Exercise materials:
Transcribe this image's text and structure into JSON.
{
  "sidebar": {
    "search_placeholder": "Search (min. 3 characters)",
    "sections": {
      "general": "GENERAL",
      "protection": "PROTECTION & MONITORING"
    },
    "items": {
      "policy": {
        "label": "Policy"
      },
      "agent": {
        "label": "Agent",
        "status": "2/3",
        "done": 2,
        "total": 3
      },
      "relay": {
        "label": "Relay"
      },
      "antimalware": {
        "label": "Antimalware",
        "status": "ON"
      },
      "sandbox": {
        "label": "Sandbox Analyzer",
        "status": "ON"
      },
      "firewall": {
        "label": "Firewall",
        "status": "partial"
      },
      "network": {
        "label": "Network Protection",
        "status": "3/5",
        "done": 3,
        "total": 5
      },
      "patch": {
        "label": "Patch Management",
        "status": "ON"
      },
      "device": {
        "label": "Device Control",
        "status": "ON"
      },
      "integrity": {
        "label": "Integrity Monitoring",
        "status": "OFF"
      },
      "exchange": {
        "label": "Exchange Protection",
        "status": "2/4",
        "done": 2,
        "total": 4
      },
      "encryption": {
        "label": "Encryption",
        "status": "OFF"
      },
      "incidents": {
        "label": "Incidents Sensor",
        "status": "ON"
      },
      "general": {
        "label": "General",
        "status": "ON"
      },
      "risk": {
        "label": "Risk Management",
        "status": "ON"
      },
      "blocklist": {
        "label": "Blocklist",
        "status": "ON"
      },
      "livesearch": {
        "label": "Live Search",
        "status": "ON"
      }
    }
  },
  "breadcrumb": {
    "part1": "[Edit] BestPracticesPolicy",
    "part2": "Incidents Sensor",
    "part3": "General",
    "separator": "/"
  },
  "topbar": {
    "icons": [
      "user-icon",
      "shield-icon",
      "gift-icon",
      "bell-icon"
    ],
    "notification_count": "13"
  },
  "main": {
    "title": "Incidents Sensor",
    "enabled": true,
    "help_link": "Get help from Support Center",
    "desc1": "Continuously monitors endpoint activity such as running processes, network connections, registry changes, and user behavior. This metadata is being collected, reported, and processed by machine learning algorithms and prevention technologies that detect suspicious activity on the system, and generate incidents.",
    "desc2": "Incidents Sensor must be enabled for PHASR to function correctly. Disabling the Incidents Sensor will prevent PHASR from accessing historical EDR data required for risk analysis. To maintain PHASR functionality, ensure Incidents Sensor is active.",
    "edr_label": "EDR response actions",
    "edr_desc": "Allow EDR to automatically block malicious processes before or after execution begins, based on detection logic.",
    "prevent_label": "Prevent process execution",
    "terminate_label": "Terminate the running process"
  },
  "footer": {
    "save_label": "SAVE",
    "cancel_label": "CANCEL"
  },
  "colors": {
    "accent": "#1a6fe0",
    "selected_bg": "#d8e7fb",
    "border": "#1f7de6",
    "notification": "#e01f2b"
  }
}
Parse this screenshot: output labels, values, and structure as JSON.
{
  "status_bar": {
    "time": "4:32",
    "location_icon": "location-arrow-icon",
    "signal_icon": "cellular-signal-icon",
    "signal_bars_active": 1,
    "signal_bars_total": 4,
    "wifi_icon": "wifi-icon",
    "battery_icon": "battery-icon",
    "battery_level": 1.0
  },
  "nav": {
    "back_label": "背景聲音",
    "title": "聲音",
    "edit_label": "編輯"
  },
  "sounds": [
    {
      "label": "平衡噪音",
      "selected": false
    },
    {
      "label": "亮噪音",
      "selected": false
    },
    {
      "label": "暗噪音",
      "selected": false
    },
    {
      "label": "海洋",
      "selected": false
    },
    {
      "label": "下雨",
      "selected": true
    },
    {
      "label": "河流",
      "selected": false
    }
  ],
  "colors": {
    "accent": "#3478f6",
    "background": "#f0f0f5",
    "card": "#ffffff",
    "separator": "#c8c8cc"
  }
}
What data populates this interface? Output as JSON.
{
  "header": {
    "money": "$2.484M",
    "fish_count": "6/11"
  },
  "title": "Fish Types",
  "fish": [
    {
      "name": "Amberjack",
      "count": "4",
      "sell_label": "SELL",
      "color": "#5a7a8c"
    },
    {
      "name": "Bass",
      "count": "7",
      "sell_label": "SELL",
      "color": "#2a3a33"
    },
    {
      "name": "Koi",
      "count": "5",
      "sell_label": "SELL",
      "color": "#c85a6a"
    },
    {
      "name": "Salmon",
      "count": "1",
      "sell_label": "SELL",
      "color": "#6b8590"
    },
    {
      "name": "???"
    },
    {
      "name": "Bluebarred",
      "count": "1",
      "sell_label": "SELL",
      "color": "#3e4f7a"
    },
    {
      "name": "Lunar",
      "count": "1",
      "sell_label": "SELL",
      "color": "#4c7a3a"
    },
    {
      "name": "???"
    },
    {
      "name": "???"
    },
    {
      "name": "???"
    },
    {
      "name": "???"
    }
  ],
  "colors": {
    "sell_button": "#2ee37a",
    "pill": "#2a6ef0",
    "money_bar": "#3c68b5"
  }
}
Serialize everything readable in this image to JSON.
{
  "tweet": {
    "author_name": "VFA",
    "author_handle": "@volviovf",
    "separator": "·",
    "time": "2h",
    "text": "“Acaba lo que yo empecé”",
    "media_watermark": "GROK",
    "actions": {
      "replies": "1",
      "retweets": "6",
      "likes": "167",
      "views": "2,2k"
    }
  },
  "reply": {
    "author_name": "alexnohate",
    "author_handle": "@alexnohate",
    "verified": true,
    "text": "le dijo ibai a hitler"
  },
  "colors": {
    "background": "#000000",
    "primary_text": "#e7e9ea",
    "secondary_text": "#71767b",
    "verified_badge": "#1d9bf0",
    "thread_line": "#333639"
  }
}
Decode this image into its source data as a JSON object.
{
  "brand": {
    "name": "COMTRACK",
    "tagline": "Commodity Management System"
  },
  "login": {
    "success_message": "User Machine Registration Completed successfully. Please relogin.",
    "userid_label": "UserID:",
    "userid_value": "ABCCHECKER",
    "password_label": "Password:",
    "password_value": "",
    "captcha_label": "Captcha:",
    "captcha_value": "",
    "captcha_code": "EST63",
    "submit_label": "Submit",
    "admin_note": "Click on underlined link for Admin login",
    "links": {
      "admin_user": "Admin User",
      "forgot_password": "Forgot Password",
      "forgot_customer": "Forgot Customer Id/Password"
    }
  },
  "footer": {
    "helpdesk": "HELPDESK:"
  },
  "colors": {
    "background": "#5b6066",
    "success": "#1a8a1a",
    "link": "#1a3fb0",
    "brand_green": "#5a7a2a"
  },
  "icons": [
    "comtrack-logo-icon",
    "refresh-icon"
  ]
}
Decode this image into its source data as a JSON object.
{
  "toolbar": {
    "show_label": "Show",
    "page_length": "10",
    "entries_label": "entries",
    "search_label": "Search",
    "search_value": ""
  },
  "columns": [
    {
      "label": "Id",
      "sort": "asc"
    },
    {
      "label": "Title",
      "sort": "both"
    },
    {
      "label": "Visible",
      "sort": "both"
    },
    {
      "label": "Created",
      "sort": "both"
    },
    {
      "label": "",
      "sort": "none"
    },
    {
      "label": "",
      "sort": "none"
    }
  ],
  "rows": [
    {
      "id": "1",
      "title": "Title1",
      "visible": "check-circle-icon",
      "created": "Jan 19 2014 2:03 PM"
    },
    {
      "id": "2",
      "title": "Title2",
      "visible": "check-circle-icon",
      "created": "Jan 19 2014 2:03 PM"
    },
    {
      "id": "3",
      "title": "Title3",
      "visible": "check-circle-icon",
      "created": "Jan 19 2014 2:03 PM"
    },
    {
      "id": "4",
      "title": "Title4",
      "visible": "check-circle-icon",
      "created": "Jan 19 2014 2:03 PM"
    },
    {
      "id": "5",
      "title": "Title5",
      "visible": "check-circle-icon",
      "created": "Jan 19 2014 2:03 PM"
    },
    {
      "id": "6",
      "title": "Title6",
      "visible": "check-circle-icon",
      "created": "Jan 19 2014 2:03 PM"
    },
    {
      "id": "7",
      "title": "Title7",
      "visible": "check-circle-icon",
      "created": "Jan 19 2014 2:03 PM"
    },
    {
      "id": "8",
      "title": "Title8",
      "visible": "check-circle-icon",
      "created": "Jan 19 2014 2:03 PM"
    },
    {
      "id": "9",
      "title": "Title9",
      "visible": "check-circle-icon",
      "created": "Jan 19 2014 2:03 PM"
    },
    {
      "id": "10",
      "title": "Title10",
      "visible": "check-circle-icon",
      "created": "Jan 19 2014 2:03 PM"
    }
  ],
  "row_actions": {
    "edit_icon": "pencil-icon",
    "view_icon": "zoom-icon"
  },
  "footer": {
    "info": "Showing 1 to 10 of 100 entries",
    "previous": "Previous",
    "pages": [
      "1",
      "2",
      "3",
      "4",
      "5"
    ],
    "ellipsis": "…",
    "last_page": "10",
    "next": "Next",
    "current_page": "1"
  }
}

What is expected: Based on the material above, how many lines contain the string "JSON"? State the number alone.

Response: 6